• **Source material**:
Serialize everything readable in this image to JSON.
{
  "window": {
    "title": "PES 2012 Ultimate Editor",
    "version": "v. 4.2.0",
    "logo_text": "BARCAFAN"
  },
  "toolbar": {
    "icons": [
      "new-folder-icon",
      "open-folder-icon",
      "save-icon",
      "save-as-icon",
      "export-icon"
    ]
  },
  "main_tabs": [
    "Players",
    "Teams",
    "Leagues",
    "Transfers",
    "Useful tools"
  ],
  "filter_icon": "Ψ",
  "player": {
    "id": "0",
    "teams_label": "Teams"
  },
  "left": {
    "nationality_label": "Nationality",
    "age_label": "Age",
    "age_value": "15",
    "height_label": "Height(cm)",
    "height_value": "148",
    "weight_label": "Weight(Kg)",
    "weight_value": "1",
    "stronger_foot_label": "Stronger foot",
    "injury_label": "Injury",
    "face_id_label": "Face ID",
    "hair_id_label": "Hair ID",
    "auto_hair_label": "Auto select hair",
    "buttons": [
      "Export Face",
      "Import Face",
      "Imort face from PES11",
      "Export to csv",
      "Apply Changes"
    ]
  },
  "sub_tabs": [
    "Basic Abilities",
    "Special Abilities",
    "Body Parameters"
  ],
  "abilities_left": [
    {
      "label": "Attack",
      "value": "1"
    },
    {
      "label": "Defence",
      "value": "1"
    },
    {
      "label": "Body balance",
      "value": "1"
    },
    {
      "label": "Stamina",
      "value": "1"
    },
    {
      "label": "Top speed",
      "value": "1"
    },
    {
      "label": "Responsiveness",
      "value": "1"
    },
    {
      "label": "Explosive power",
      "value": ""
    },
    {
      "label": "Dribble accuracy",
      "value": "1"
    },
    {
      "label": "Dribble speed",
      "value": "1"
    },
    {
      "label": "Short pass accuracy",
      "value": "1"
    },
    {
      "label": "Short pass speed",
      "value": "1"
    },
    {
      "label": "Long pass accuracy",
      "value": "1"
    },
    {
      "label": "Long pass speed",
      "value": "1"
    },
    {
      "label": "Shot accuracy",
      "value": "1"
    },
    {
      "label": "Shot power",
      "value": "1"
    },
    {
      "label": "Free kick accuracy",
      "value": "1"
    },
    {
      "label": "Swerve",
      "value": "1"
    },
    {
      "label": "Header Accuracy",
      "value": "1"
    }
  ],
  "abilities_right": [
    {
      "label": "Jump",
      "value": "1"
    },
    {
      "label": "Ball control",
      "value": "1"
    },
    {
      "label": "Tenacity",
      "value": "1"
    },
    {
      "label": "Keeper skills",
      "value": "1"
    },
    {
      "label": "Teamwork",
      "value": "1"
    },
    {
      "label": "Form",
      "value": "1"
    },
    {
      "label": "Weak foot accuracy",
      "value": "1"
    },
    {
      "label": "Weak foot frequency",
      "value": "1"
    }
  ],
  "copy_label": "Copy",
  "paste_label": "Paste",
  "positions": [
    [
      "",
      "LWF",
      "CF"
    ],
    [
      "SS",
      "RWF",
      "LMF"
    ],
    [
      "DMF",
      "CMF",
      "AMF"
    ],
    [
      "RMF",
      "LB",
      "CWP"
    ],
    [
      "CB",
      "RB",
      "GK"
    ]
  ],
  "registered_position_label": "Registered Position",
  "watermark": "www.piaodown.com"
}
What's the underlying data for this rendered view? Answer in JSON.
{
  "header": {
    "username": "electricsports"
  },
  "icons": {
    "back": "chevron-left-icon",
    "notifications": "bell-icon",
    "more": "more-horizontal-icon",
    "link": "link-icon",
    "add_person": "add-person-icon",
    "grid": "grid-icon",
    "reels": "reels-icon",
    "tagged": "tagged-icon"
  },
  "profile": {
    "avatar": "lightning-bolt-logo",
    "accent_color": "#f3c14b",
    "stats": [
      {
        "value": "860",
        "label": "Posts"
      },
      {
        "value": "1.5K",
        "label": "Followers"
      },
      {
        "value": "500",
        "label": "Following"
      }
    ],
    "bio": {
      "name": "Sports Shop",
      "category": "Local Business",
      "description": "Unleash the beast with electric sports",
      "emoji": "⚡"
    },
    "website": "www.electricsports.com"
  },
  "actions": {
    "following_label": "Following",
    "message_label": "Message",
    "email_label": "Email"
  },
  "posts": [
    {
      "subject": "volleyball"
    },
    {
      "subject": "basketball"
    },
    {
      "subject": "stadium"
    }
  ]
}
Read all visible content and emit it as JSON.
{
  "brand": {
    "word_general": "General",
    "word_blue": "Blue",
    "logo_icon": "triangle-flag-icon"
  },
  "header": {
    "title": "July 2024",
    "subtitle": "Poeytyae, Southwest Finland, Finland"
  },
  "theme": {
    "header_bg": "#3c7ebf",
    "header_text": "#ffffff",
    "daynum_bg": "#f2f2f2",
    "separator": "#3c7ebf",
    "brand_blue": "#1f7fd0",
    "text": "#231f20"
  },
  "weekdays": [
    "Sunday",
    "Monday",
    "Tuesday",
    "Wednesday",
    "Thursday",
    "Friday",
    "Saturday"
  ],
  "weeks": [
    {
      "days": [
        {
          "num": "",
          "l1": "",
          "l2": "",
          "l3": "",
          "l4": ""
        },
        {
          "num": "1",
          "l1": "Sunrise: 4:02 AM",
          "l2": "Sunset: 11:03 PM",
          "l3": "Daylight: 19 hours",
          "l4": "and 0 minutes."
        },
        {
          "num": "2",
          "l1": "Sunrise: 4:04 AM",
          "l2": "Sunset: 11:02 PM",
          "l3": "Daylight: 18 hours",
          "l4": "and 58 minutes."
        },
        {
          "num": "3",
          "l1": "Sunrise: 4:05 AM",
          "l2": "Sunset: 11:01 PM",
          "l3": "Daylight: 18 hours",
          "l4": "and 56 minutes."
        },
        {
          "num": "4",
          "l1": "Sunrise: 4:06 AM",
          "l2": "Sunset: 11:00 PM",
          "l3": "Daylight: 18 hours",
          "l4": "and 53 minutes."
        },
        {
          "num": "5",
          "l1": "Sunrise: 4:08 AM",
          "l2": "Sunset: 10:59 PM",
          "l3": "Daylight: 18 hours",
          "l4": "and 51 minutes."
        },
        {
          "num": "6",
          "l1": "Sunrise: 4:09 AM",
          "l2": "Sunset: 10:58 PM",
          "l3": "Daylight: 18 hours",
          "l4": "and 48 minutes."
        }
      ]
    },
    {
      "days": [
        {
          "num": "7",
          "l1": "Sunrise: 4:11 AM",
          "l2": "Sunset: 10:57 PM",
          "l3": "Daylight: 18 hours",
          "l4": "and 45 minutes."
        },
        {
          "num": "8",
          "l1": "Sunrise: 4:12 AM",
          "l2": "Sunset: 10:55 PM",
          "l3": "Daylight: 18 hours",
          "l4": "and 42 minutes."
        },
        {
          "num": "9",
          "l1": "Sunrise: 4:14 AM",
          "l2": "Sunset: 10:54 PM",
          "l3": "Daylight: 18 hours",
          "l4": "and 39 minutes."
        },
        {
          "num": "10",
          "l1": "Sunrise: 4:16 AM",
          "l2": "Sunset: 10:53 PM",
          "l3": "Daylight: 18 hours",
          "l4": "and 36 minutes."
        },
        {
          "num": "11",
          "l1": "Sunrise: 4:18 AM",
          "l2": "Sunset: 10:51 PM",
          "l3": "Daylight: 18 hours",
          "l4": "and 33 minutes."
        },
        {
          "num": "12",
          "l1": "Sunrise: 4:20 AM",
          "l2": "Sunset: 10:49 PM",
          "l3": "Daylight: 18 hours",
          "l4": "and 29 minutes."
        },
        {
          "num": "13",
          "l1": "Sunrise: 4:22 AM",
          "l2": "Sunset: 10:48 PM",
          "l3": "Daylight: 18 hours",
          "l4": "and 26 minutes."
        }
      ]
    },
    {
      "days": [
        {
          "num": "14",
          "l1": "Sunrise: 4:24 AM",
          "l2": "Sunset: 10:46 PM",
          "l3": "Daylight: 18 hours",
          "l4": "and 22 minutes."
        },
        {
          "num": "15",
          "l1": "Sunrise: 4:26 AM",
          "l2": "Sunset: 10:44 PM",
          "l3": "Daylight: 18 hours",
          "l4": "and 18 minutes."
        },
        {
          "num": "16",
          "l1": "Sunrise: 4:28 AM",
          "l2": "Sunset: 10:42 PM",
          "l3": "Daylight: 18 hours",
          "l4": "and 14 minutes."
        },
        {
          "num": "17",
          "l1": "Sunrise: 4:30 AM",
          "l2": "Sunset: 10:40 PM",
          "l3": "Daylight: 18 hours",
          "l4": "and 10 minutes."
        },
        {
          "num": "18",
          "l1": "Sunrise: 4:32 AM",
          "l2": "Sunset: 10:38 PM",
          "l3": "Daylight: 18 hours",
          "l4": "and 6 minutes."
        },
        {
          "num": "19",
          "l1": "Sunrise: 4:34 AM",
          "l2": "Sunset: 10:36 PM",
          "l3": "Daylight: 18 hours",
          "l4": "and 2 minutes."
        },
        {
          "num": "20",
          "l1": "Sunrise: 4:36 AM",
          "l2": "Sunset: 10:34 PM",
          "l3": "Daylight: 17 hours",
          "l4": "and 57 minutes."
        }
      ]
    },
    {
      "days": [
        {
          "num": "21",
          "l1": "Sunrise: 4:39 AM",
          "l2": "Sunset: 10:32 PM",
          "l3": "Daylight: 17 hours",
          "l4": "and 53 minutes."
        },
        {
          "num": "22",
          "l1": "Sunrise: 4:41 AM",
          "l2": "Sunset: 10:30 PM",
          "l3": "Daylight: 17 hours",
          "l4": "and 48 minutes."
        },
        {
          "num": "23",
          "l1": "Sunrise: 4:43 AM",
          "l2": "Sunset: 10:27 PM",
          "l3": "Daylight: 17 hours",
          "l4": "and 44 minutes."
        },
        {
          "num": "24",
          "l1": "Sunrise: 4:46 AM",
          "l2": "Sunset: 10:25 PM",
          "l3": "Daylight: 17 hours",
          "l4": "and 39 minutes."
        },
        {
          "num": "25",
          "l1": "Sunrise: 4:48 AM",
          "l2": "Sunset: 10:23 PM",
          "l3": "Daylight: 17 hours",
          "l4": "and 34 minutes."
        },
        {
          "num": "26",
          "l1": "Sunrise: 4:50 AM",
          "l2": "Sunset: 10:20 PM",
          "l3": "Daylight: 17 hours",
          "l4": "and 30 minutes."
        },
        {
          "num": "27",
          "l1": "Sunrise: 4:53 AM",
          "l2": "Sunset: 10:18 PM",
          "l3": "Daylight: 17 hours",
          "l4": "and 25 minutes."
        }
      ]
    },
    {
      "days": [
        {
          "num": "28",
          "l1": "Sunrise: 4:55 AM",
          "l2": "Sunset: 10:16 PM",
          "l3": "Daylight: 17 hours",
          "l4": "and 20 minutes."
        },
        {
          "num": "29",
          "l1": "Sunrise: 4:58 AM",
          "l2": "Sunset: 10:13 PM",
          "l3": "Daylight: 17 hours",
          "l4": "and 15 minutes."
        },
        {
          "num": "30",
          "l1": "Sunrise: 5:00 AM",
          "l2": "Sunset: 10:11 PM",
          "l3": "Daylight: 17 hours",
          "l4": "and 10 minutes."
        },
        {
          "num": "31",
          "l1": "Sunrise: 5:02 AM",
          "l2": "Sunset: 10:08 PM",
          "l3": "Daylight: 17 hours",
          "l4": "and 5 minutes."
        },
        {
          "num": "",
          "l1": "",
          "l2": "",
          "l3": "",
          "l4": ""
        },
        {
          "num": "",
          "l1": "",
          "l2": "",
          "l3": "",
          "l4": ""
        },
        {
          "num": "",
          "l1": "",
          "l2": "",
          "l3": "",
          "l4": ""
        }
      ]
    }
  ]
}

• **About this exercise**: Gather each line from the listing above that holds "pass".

• **Task result**:
      "label": "Short pass accuracy",
      "label": "Short pass speed",
      "label": "Long pass accuracy",
      "label": "Long pass speed",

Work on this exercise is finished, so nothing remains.